Amazingly, on nothing more than the hope that US leaders would come together to extend the government debt limit, the S&P500 jumped 0.75% last week on low to moderate volume. As usual the investing public ignored this move; most of it was accomplished by high-frequency trading shops that drove the price higher on news of possible deals in Washington DC.
Was any deal actually reached by Friday evening? Or Saturday? Or Sunday? Nope, nothing was accomplished, and no deal even loomed on the horizon. But that still meant that what would normally have been another losing week in the stock markets, suddenly became a winning week.
What about fundamentals? Again, these seemed to matter less and less. While corporate earnings estimates continue to me slashed at horrific rates, US economic data continues to paint a picture of a stalling economy. Last week, most major news was not announced due to the ongoing “partial” (partial because only about 15% of the federal government is actually affected) federal government shutdown. But initial jobless claims absolutely soared; at 374 thousand, they rose at the greatest rate in several years. Consumer sentiment also missed expectations. And consumer credit—specifically credit card debt, the debt not fueled by US government programs (such as student loans and auto loans)—continued to decline, as it has been doing for the last several months.
While notable, last week’s rise in the S&P did not break the down trend on the weekly charts. For that to happen, the S&P would have to break out to new highs. And even the daily charts, which showed a massive reversal have not quite turned bullish. For that to happen, the S&P will have to follow through with positive days early next week. Also of note, several measures on market internals did not match the euphoria in the headline price increase. New highs minus new lows continued to deteriorate. The percent of stocks above their 150 day moving average also barely changed. And the NYSE summation index turned down rather dramatically. These internal breadth signals suggest that more selling could be around the corner.

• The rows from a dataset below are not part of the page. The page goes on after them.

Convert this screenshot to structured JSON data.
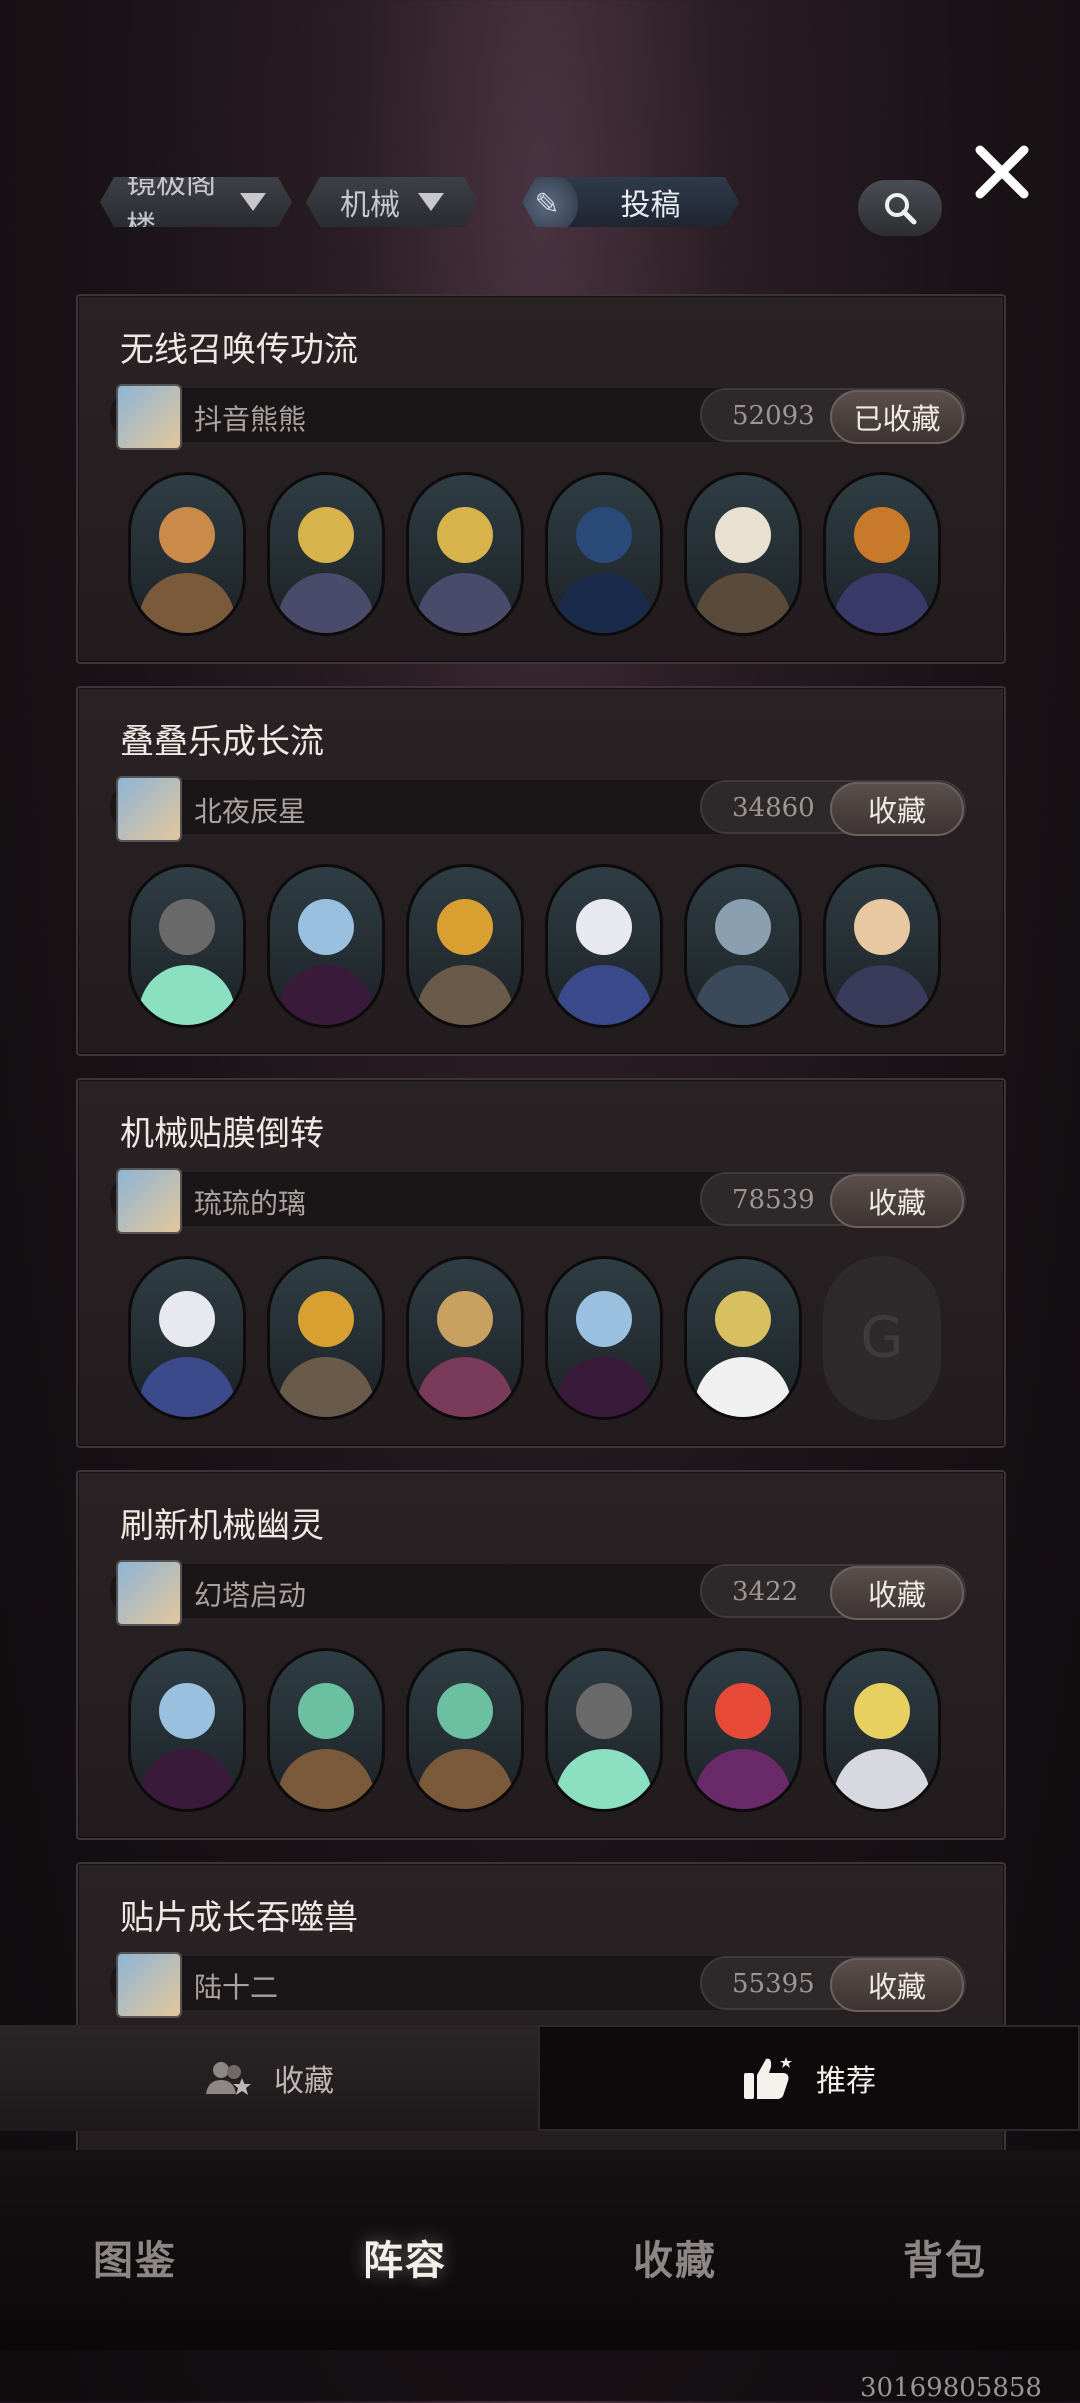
{
  "filters": {
    "tower": "镜极阁楼",
    "type": "机械",
    "submit": "投稿"
  },
  "icons": {
    "search": "search-icon",
    "close": "close-icon",
    "favorites_tab": "users-star-icon",
    "recommend_tab": "thumbs-up-icon"
  },
  "cards": [
    {
      "title": "无线召唤传功流",
      "author": "抖音熊熊",
      "count": "52093",
      "fav": "已收藏",
      "units": [
        [
          "#c98a4a",
          "#7a5a3a"
        ],
        [
          "#d8b24a",
          "#4a4a6a"
        ],
        [
          "#d8b24a",
          "#4a4a6a"
        ],
        [
          "#2a4a7a",
          "#1a2a4a"
        ],
        [
          "#e8e0d0",
          "#5a4a3a"
        ],
        [
          "#c87a2a",
          "#3a3a6a"
        ]
      ]
    },
    {
      "title": "叠叠乐成长流",
      "author": "北夜辰星",
      "count": "34860",
      "fav": "收藏",
      "units": [
        [
          "#6a6a6a",
          "#8ae0c0"
        ],
        [
          "#9ac0e0",
          "#3a1a3a"
        ],
        [
          "#d8a030",
          "#6a5a4a"
        ],
        [
          "#e8e8f0",
          "#3a4a8a"
        ],
        [
          "#8aa0b0",
          "#3a4a5a"
        ],
        [
          "#e8c8a0",
          "#3a3a5a"
        ]
      ]
    },
    {
      "title": "机械贴膜倒转",
      "author": "琉琉的璃",
      "count": "78539",
      "fav": "收藏",
      "units": [
        [
          "#e8e8f0",
          "#3a4a8a"
        ],
        [
          "#d8a030",
          "#6a5a4a"
        ],
        [
          "#c8a060",
          "#7a3a5a"
        ],
        [
          "#9ac0e0",
          "#3a1a3a"
        ],
        [
          "#d8c060",
          "#f0f0f0"
        ],
        null
      ]
    },
    {
      "title": "刷新机械幽灵",
      "author": "幻塔启动",
      "count": "3422",
      "fav": "收藏",
      "units": [
        [
          "#9ac0e0",
          "#3a1a3a"
        ],
        [
          "#6ac0a0",
          "#7a5a3a"
        ],
        [
          "#6ac0a0",
          "#7a5a3a"
        ],
        [
          "#6a6a6a",
          "#8ae0c0"
        ],
        [
          "#e84a3a",
          "#6a2a6a"
        ],
        [
          "#e8d060",
          "#d8d8e0"
        ]
      ]
    },
    {
      "title": "贴片成长吞噬兽",
      "author": "陆十二",
      "count": "55395",
      "fav": "收藏",
      "units": []
    }
  ],
  "bottom_tabs": {
    "favorites": "收藏",
    "recommend": "推荐"
  },
  "nav": {
    "catalog": "图鉴",
    "lineup": "阵容",
    "collection": "收藏",
    "backpack": "背包"
  },
  "user_id": "30169805858"
}
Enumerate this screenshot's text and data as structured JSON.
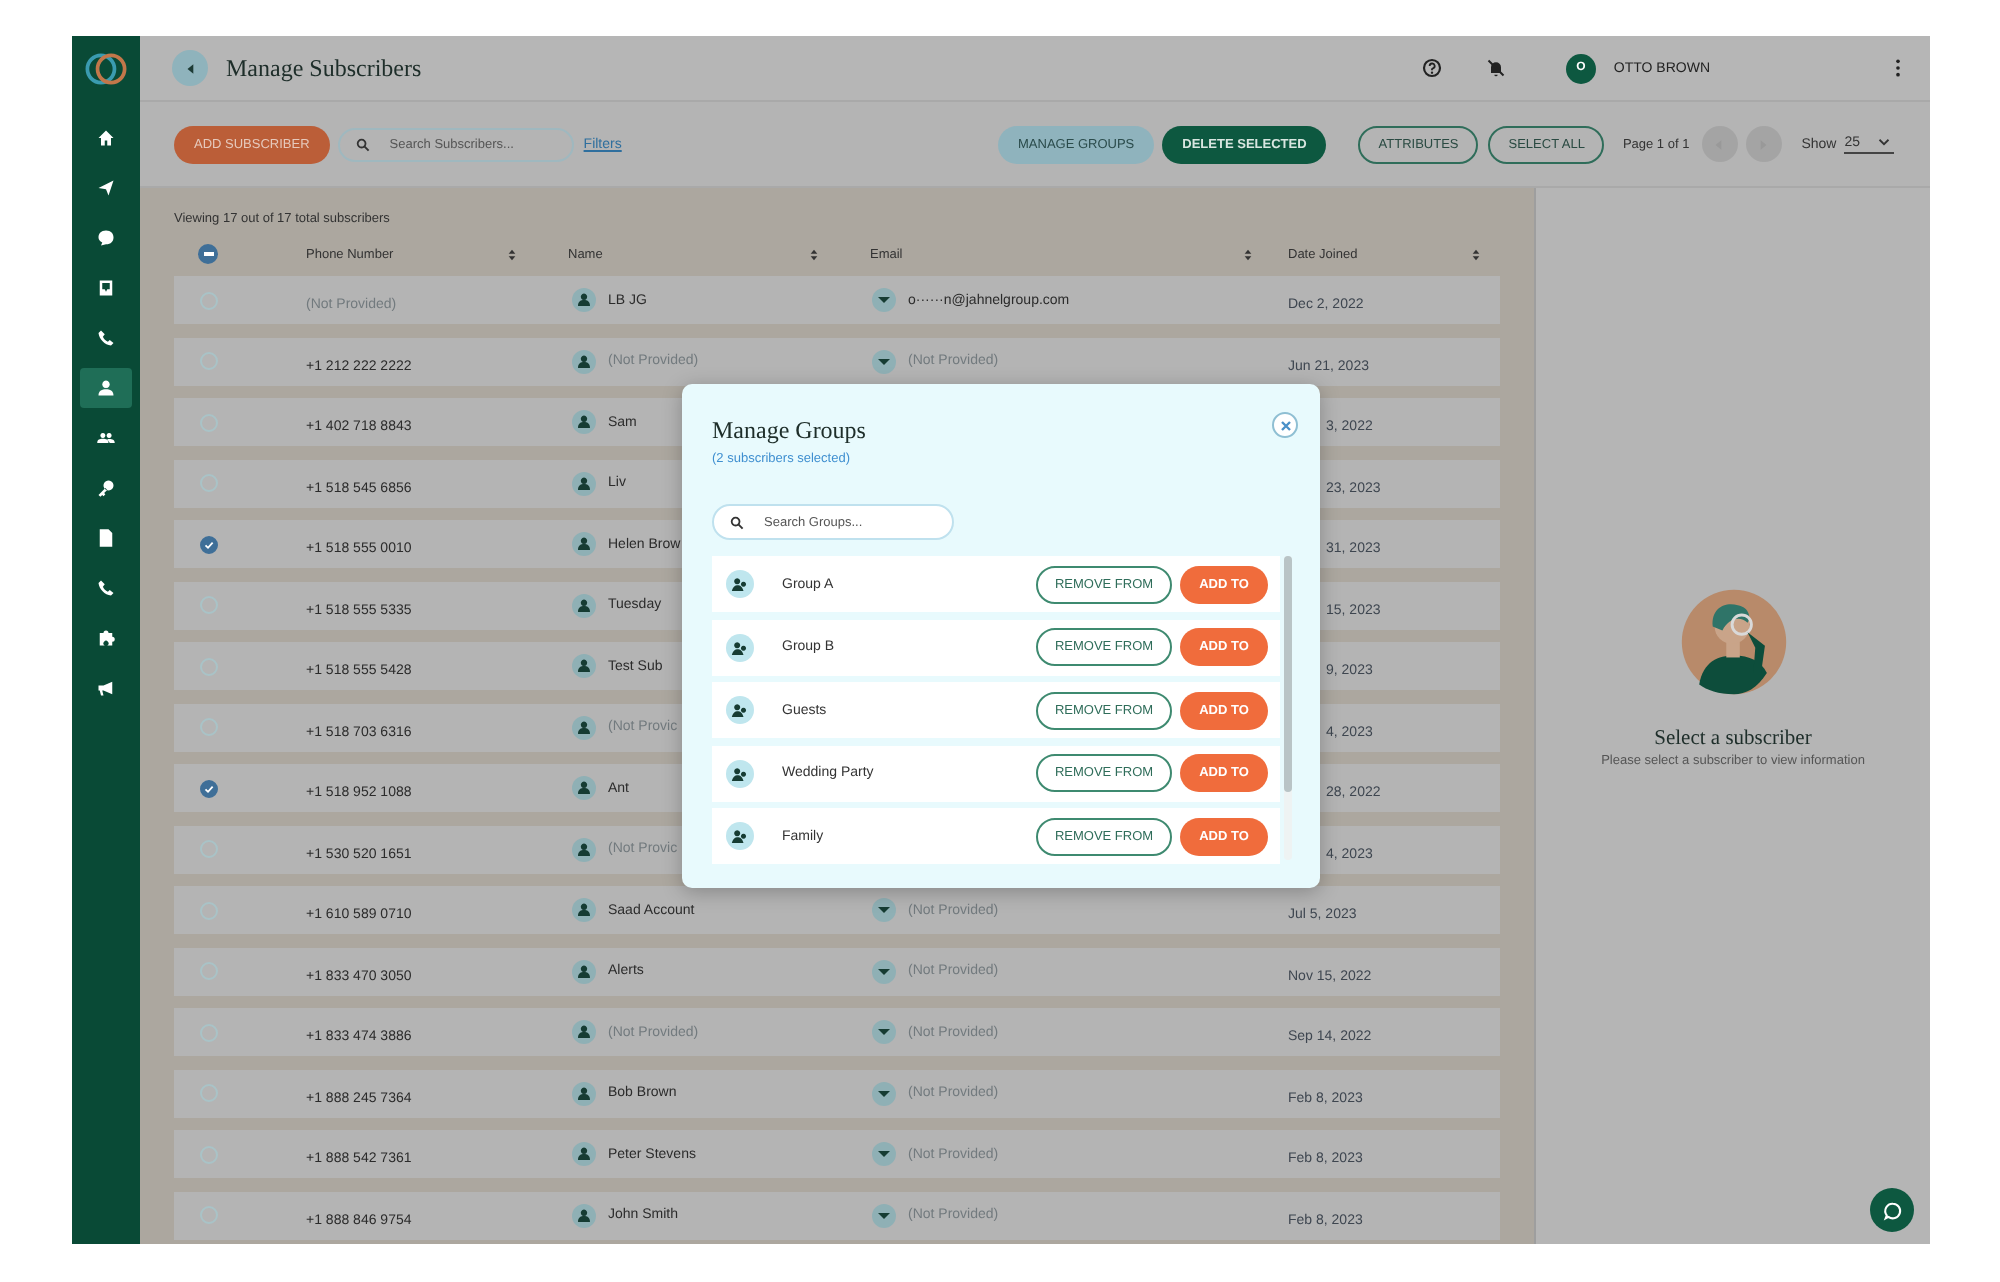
{
  "sidebar": {
    "items": [
      {
        "selected": false
      },
      {
        "selected": false
      },
      {
        "selected": false
      },
      {
        "selected": false
      },
      {
        "selected": false
      },
      {
        "selected": true
      },
      {
        "selected": false
      },
      {
        "selected": false
      },
      {
        "selected": false
      },
      {
        "selected": false
      },
      {
        "selected": false
      },
      {
        "selected": false
      }
    ]
  },
  "header": {
    "title": "Manage Subscribers",
    "user_initial": "O",
    "user_name": "OTTO BROWN"
  },
  "toolbar": {
    "add_button": "ADD SUBSCRIBER",
    "search_placeholder": "Search Subscribers...",
    "filters_link": "Filters",
    "manage_groups": "MANAGE GROUPS",
    "delete_selected": "DELETE SELECTED",
    "attributes": "ATTRIBUTES",
    "select_all": "SELECT ALL",
    "page_info": "Page 1 of 1",
    "show_label": "Show",
    "show_value": "25"
  },
  "table": {
    "summary": "Viewing 17 out of 17 total subscribers",
    "select_all_partial": true,
    "columns": [
      "Phone Number",
      "Name",
      "Email",
      "Date Joined"
    ],
    "rows": [
      {
        "checked": false,
        "phone": "(Not Provided)",
        "phone_missing": true,
        "name": "LB JG",
        "name_missing": false,
        "email": "o······n@jahnelgroup.com",
        "email_missing": false,
        "date": "Dec 2, 2022"
      },
      {
        "checked": false,
        "phone": "+1 212 222 2222",
        "phone_missing": false,
        "name": "(Not Provided)",
        "name_missing": true,
        "email": "(Not Provided)",
        "email_missing": true,
        "date": "Jun 21, 2023"
      },
      {
        "checked": false,
        "phone": "+1 402 718 8843",
        "phone_missing": false,
        "name": "Sam",
        "name_missing": false,
        "date": "3, 2022"
      },
      {
        "checked": false,
        "phone": "+1 518 545 6856",
        "phone_missing": false,
        "name": "Liv",
        "name_missing": false,
        "date": "23, 2023"
      },
      {
        "checked": true,
        "phone": "+1 518 555 0010",
        "phone_missing": false,
        "name": "Helen Brow",
        "name_missing": false,
        "date": "31, 2023"
      },
      {
        "checked": false,
        "phone": "+1 518 555 5335",
        "phone_missing": false,
        "name": "Tuesday",
        "name_missing": false,
        "date": "15, 2023"
      },
      {
        "checked": false,
        "phone": "+1 518 555 5428",
        "phone_missing": false,
        "name": "Test Sub",
        "name_missing": false,
        "date": "9, 2023"
      },
      {
        "checked": false,
        "phone": "+1 518 703 6316",
        "phone_missing": false,
        "name": "(Not Provic",
        "name_missing": true,
        "date": "4, 2023"
      },
      {
        "checked": true,
        "phone": "+1 518 952 1088",
        "phone_missing": false,
        "name": "Ant",
        "name_missing": false,
        "date": "28, 2022"
      },
      {
        "checked": false,
        "phone": "+1 530 520 1651",
        "phone_missing": false,
        "name": "(Not Provic",
        "name_missing": true,
        "date": "4, 2023"
      },
      {
        "checked": false,
        "phone": "+1 610 589 0710",
        "phone_missing": false,
        "name": "Saad Account",
        "name_missing": false,
        "email": "(Not Provided)",
        "email_missing": true,
        "date": "Jul 5, 2023"
      },
      {
        "checked": false,
        "phone": "+1 833 470 3050",
        "phone_missing": false,
        "name": "Alerts",
        "name_missing": false,
        "email": "(Not Provided)",
        "email_missing": true,
        "date": "Nov 15, 2022"
      },
      {
        "checked": false,
        "phone": "+1 833 474 3886",
        "phone_missing": false,
        "name": "(Not Provided)",
        "name_missing": true,
        "email": "(Not Provided)",
        "email_missing": true,
        "date": "Sep 14, 2022"
      },
      {
        "checked": false,
        "phone": "+1 888 245 7364",
        "phone_missing": false,
        "name": "Bob Brown",
        "name_missing": false,
        "email": "(Not Provided)",
        "email_missing": true,
        "date": "Feb 8, 2023"
      },
      {
        "checked": false,
        "phone": "+1 888 542 7361",
        "phone_missing": false,
        "name": "Peter Stevens",
        "name_missing": false,
        "email": "(Not Provided)",
        "email_missing": true,
        "date": "Feb 8, 2023"
      },
      {
        "checked": false,
        "phone": "+1 888 846 9754",
        "phone_missing": false,
        "name": "John Smith",
        "name_missing": false,
        "email": "(Not Provided)",
        "email_missing": true,
        "date": "Feb 8, 2023"
      }
    ]
  },
  "empty_panel": {
    "title": "Select a subscriber",
    "message": "Please select a subscriber to view information"
  },
  "modal": {
    "title": "Manage Groups",
    "subtitle": "(2 subscribers selected)",
    "search_placeholder": "Search Groups...",
    "groups": [
      {
        "name": "Group A",
        "remove_label": "REMOVE FROM",
        "add_label": "ADD TO"
      },
      {
        "name": "Group B",
        "remove_label": "REMOVE FROM",
        "add_label": "ADD TO"
      },
      {
        "name": "Guests",
        "remove_label": "REMOVE FROM",
        "add_label": "ADD TO"
      },
      {
        "name": "Wedding Party",
        "remove_label": "REMOVE FROM",
        "add_label": "ADD TO"
      },
      {
        "name": "Family",
        "remove_label": "REMOVE FROM",
        "add_label": "ADD TO"
      }
    ]
  }
}
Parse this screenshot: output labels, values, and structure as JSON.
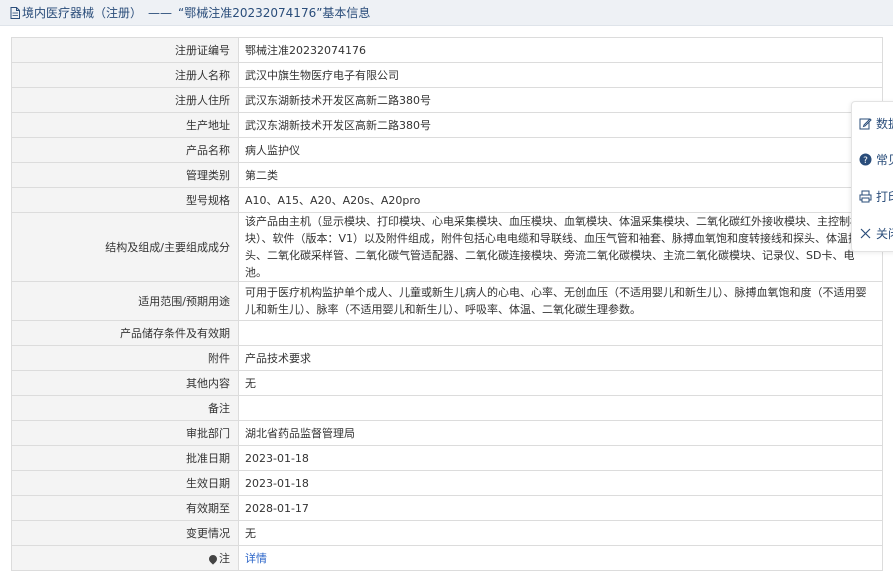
{
  "header": {
    "category": "境内医疗器械（注册）",
    "separator": "——",
    "title": "“鄂械注准20232074176”基本信息"
  },
  "rows": [
    {
      "label": "注册证编号",
      "value": "鄂械注准20232074176"
    },
    {
      "label": "注册人名称",
      "value": "武汉中旗生物医疗电子有限公司"
    },
    {
      "label": "注册人住所",
      "value": "武汉东湖新技术开发区高新二路380号"
    },
    {
      "label": "生产地址",
      "value": "武汉东湖新技术开发区高新二路380号"
    },
    {
      "label": "产品名称",
      "value": "病人监护仪"
    },
    {
      "label": "管理类别",
      "value": "第二类"
    },
    {
      "label": "型号规格",
      "value": "A10、A15、A20、A20s、A20pro"
    },
    {
      "label": "结构及组成/主要组成成分",
      "value": "该产品由主机（显示模块、打印模块、心电采集模块、血压模块、血氧模块、体温采集模块、二氧化碳红外接收模块、主控制模块）、软件（版本：V1）以及附件组成，附件包括心电电缆和导联线、血压气管和袖套、脉搏血氧饱和度转接线和探头、体温探头、二氧化碳采样管、二氧化碳气管适配器、二氧化碳连接模块、旁流二氧化碳模块、主流二氧化碳模块、记录仪、SD卡、电池。"
    },
    {
      "label": "适用范围/预期用途",
      "value": "可用于医疗机构监护单个成人、儿童或新生儿病人的心电、心率、无创血压（不适用婴儿和新生儿）、脉搏血氧饱和度（不适用婴儿和新生儿）、脉率（不适用婴儿和新生儿）、呼吸率、体温、二氧化碳生理参数。"
    },
    {
      "label": "产品储存条件及有效期",
      "value": ""
    },
    {
      "label": "附件",
      "value": "产品技术要求"
    },
    {
      "label": "其他内容",
      "value": "无"
    },
    {
      "label": "备注",
      "value": ""
    },
    {
      "label": "审批部门",
      "value": "湖北省药品监督管理局"
    },
    {
      "label": "批准日期",
      "value": "2023-01-18"
    },
    {
      "label": "生效日期",
      "value": "2023-01-18"
    },
    {
      "label": "有效期至",
      "value": "2028-01-17"
    },
    {
      "label": "变更情况",
      "value": "无"
    }
  ],
  "note_row": {
    "label": "注",
    "link": "详情"
  },
  "float_panel": [
    {
      "label": "数据",
      "icon": "edit-icon"
    },
    {
      "label": "常见",
      "icon": "question-icon"
    },
    {
      "label": "打印",
      "icon": "print-icon"
    },
    {
      "label": "关闭",
      "icon": "close-icon"
    }
  ]
}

Finally, the amazing part about the debt ceiling issue is the potential for massive fireworks if there’s no resolution. The absolute deadline, according to Treasury secretary Jacob Lew is October 17, which is only days away. This is the X-Date.
What happens after this if no deal is reached?
While nobody knows for sure, mainly because there’s no exact precedent in the US, the consensus is—-lots of bad stuff.
The most common view is that the Treasury will be forced to prioritize payments. This means that it will pay what it deems to be the most important payees first, with funds it actually has, and simply delay payments (creating a form of an IOU) to those payees that it deems to be less important.
The problem is that the global financial markets, never having to face such a problem which involves the global reserve currency and possibly the US Treasury market, may start to get scared.
And when financial markets get scared, the most natural thing to do is to sell. And if selling starts, especially when many assets in the US are near record highs (think stocks). then the selling can quickly turn into an ugly panic, pushing prices down much further than rational analysis would suggest they ought to fall.
The good news is that we don’t have to wait very long for this to play out. Tick tock.